Unfortunately, neither the Power Mac nor the Linux PC ports implement
the SIC, yet. David Ungar says performance is good enough on his
PowerBook and a previous version (4.1.2) seemed almost reasonable on a
233 MHz iMac. The current version (4.1.4) is supposed to improve
performance, but it seemed very slow on the 600 MHz iBook I tried it on (it wouldn't run on the iMac's OS 8.6).

Isn't Self dead? Didn't it fail?

The Self project was officially cancelled by Sun in mid 1995 to "make room" for Java. As Free software, however, it can't really die as long as at least one person is interested in it.

Some information about the history of Self would really help put this issue in perspective.

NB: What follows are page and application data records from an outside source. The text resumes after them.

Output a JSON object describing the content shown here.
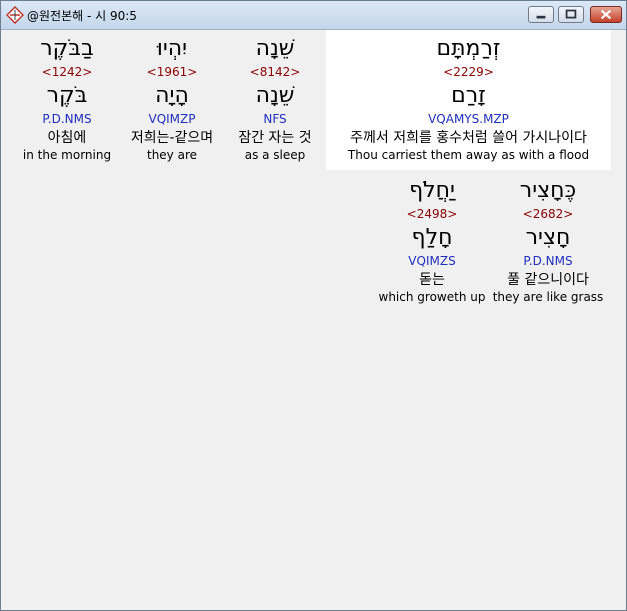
{
  "window": {
    "title": "@원전본해 - 시 90:5"
  },
  "words": [
    {
      "hebrew": "בַבֹּקֶר",
      "strong": "<1242>",
      "lemma": "בֹּקֶר",
      "parse": "P.D.NMS",
      "korean": "아침에",
      "english": "in the morning"
    },
    {
      "hebrew": "יִהְיוּ",
      "strong": "<1961>",
      "lemma": "הָיָה",
      "parse": "VQIMZP",
      "korean": "저희는-같으며",
      "english": "they are"
    },
    {
      "hebrew": "שֵׁנָה",
      "strong": "<8142>",
      "lemma": "שֵׁנָה",
      "parse": "NFS",
      "korean": "잠간 자는 것",
      "english": "as a sleep"
    },
    {
      "hebrew": "זְרַמְתָּם",
      "strong": "<2229>",
      "lemma": "זָרַם",
      "parse": "VQAMYS.MZP",
      "korean": "주께서 저희를 홍수처럼 쓸어 가시나이다",
      "english": "Thou carriest them away as with a flood"
    },
    {
      "hebrew": "כֶּחָצִיר",
      "strong": "<2682>",
      "lemma": "חָצִיר",
      "parse": "P.D.NMS",
      "korean": "풀 같으니이다",
      "english": "they are like grass"
    },
    {
      "hebrew": "יַחֲלֹף",
      "strong": "<2498>",
      "lemma": "חָלַף",
      "parse": "VQIMZS",
      "korean": "돋는",
      "english": "which groweth up"
    }
  ]
}
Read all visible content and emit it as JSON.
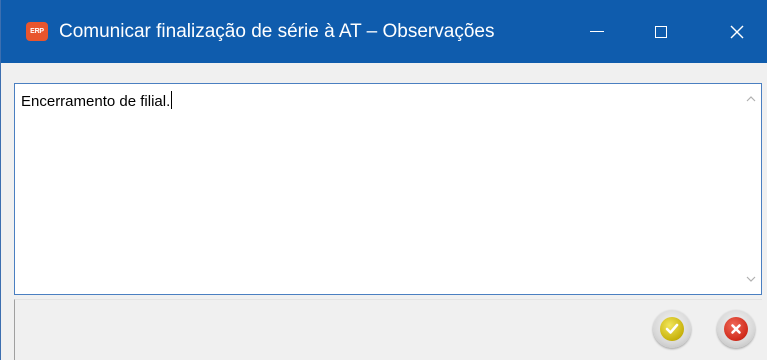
{
  "window": {
    "title": "Comunicar finalização de série à AT – Observações",
    "app_icon_text": "ERP",
    "controls": {
      "minimize_icon": "minimize-icon",
      "maximize_icon": "maximize-icon",
      "close_icon": "close-icon"
    }
  },
  "editor": {
    "text": "Encerramento de filial.",
    "scroll_up_icon": "chevron-up-icon",
    "scroll_down_icon": "chevron-down-icon"
  },
  "actions": {
    "confirm_icon": "check-icon",
    "cancel_icon": "x-icon"
  },
  "colors": {
    "titlebar": "#0f5cad",
    "confirm": "#c8b20c",
    "cancel": "#d02a1a"
  }
}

The Self project was started at Xerox Parc in 1986 by Randall Smith and, from Stanford, David Ungar. They publised a paper describing their design at OOSPLA'87. By 1990 Dave and his graduate students at Stanford had put together a working implementation (which few people had believed possible).

The whole group moved to Sun Labs in 1991. Self 2.0 was released in mid 1992, Self 3.0 in late 1993 and Self 4.0 in mid 1995, right before the project was cancelled. All of these systems only ran on Sun's own Sparc computers [Self 1.0 ran on 680x0 based Sun 3 machines. I don't know when support for those was dropped]. Some Self related work continued after that: the Kansas GUI was used as a base for a distance learning project and Java was implemented on top of Self provoking additional improvements in the virtual machine.

In late 1999 Gordon Cichon started porting Self to Linux on Intel processors and in late 2000 David Ungar released Self 4.1 which included a PowerMac port and the changes that had been done after 1995. In late 2001 Harald Gliebe continued Gordon's work and released a usable port for Linux.

While the sources for Self were available, there were several efforts from 1995 on to create independent implementations of the language:
  • tinySelf 0 and tinySelf 1
  • OpenSelf
  • JSelf
  • DSelf
  • two or three Self-on-Smalltalk projects

So the short answer is: Self didn't really die in 1995 nor has it failed in any way except for a lack of availability on popular machines.